06. Otis Redding: Fa-Fa-Fa-Fa-Fa (Sad Song) (Redding/Cropper) 2.44
07. Eddie Floyd: Knock On Wood (Cropper/Floyd) 3.07
08. Solomon Burke: Keep Looking (Burke) 2.41
09. Wilson Pickett: Land Of 1000 Dances (Kenner) 2.28
10. Joe Tex: Papa Was Too (Tex) 2.44
11. Percy Sledge: Warm And Tender Love (Robinson) 3.23
12. The Drifters: Baby What I Mean (Hamilton/Sheldon) 2.36
Original back cover (1st pressing)
I got this item from Mr. Sleeve … what a great gift … thanky you very much !!!!
And here are the lyrics of “Sweet Soul Music”:
Do you like good music?
Huh, that sweet soul music
Just as long as it’s swinging
Way out here on the floor, ya’ll
Ah, going to a go-go
Dancing with the music
Spotlight on Lou Rawls, ya’ll
Ah, don’t he look boss, ya’ll
Singing ‘Love’s a Hurtin Thing’, yall
Spotlight on Sam and Dave, ya’ll
Oh, don’t they look great y’all?
Singing, ‘Hold On I’m Coming’
Spotlight on Wilson Pickett, now
That wicked Wilson Pickett

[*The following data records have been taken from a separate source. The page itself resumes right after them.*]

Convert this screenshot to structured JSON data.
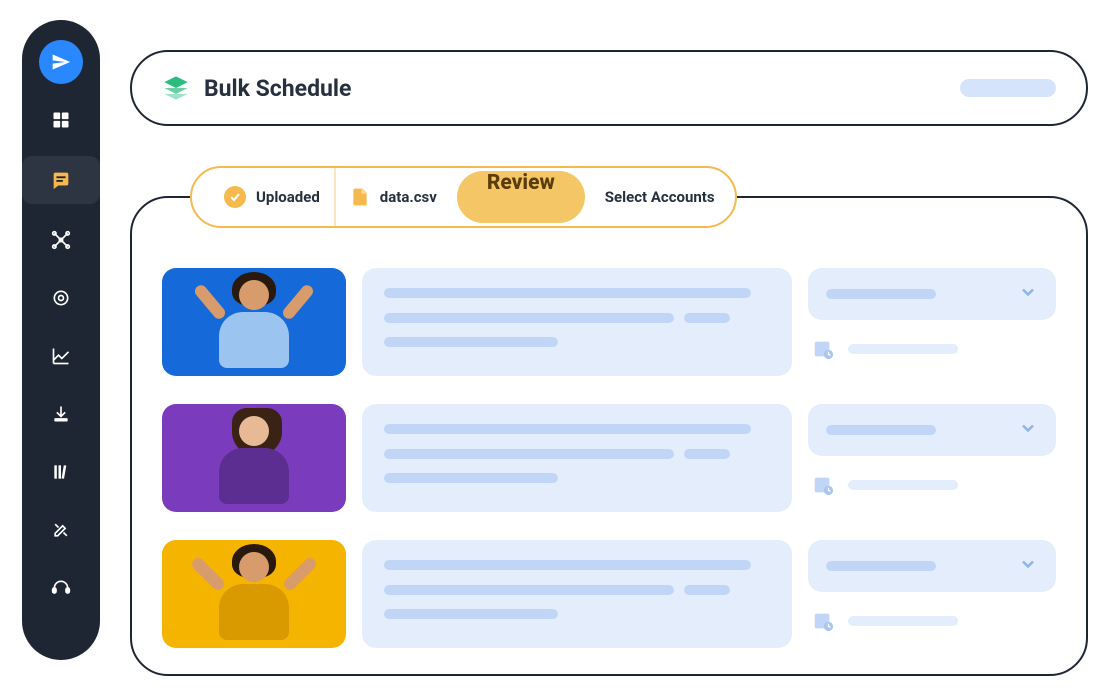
{
  "header": {
    "title": "Bulk Schedule"
  },
  "steps": {
    "uploaded": "Uploaded",
    "filename": "data.csv",
    "review": "Review",
    "select_accounts": "Select Accounts"
  },
  "rows": [
    {
      "thumb_color": "blue"
    },
    {
      "thumb_color": "purple"
    },
    {
      "thumb_color": "yellow"
    }
  ],
  "sidebar": {
    "items": [
      {
        "name": "send",
        "active": false
      },
      {
        "name": "grid",
        "active": false
      },
      {
        "name": "posts",
        "active": true
      },
      {
        "name": "network",
        "active": false
      },
      {
        "name": "target",
        "active": false
      },
      {
        "name": "analytics",
        "active": false
      },
      {
        "name": "download",
        "active": false
      },
      {
        "name": "library",
        "active": false
      },
      {
        "name": "tools",
        "active": false
      },
      {
        "name": "support",
        "active": false
      }
    ]
  }
}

Singing, ‘Mustang Sally’
Spotlight on Otis Redding, now
Get it Otis
Spotlight on James Brown, ya’ll
He’s the king of them all, ya’ll
He’s the king of them all, ya’ll
Do ya like good music?
That sweet soul music
Just long as it’s swinging
I got to get the feeling
I got to get the feeling
Do ya like good music?
That sweet soul music
Help me get the feeling
I want to get the feeling
Otis Redding’s got the feeling
James Brown he got the feeling
Oh, I love good music